The future of renewable gas (biomethane) in Ireland

A carbon-neutral renewable gas made from farm and food waste through a process known as anaerobic digestion, biomethane can seamlessly replace natural gas on the network today and is fully compatible with existing appliances, technologies and vehicles. It can reduce emissions across key sectors of the economy including heating, industry, transport and power generation, while also supporting the decarbonisation of the agri-food sector.

Biomethane is well-recognised in response to the EU’s commitment to becoming a highly energy-efficient, low carbon economy. We recognise biomethane as a renewable fuel which can significantly improve the sustainability of the national gas network and reduce dependency on imported natural gas.

Potential for renewable gas (biomethane) in Ireland

Biomethane is a key component of the EU Farm to Fork Strategy, which aims to reduce the environmental and climate impact of primary food production. The EU Green Deal highlighted biomethane as a vital tool in decarbonising European agriculture and energy systems, and the European Commission identified Ireland as having the highest potential per capita to produce the carbon neutral renewable gas.

EU Commission report showing the potential of biomethane

The National Energy and Climate Plan (NECP) has proposed an initial target of 1.6 TWh/yr of biomethane production by 2030 (which equates to circa 3% of gas on the network). This target will be reviewed in 2023 and Gas Networks Ireland believes there is significant scope for biomethane production above the 1.6TWh/yr target.

To achieve this level of biomethane, we are focusing on supporting the stimulation of an indigenous biomethane industry and developing dedicated renewable gas injection points.

Supporting agriculture

Greenhouse gas emissions from agriculture represents over 35% of national emissions and are expected to increase further due to a projected increase in dairy cow numbers and proposals to increase food production and exports, as set out in Food Harvest 2020. Ireland needs to sustainably address emissions from agriculture, which could threaten the ‘Origin Green’ sustainability status of Ireland’s food and drink production internationally.

The food and beverage production processes contribute a further 13% to national emissions and these industries are largely dependent on gas as their primary energy source.

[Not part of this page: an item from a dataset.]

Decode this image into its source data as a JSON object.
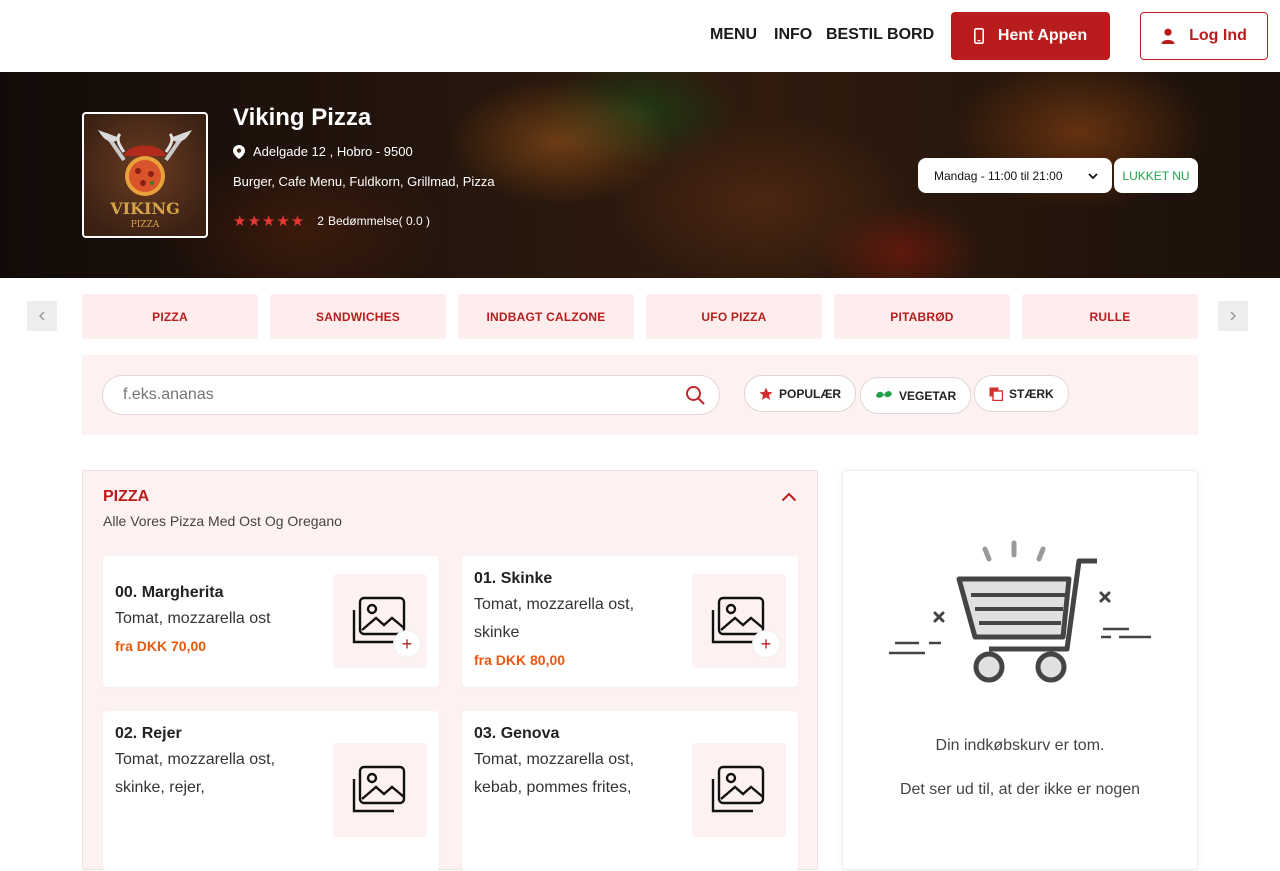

The initiative to establish biomethane production from agricultural and food waste represents a significant opportunity to decarbonise agriculture and the agri-food supply chain, while also providing the opportunity for the farmers to diversify and enhancing Irelands security of supply.

Decarbonising domestic heating

In June 2018, KPMG published a study on behalf of Gas Networks Ireland’s parent company, Ervia, titled Decarbonising Domestic Heating in Ireland. The study highlighted how the advent of renewable gas has a profound impact on the challenge of decarbonising domestic heating. The study demonstrates how the displacement of natural gas supply with carbon neutral renewable gas can deliver complete decarbonisation of domestic heating for the one million households on or near the gas network at less than one third of the cost to complete a deep retrofit and install heat pump technology

Download the report

Renewable gas (biomethane) development in Europe

Across Europe, member states added 4.9 TWh of renewable gas in 2016 and this figure is set to increase significantly in the coming years. France have introduced a national strategy backed by legislation mandating 10% renewable gas by 2030 which is resulting in the installation of injection facilities at a rate of one every two weeks. Six European gas network operators have now set a target of 100% renewable gas consumption in their networks by 2050.

Why renewable gas (biomethane)?

For Ireland:

  • Assists national targets for emissions reduction in the agriculture, waste, heat, industry, transport and power generation sectors
  • Increased employment for rural communities, diversification of farm incomes and community cooperative opportunities
  • A key enabler to Foreign Direct Investment attraction and retention
  • Minimal additional hard infrastructure roll-out due to use of existing gas grid
  • Low cost choice to decarbonising Irelands heating and cooling sector – one third the cost of electrification
  • Increases Ireland’s energy security, displacing dependence on imported fossil fuels

For the Customer: 

  • A renewable and sustainable source of energy
  • An existing route to market through the national gas network 
  • No change to end user equipment

Getting Connected?

The Commission for Regulation of Utilities (CRU) have recently published their decision on the proposed Renewable Gas Connection Policy. We are now tasked with implementing this decision and expect to have a formal connection process available to industry. For more details on this and any initial enquiries please contact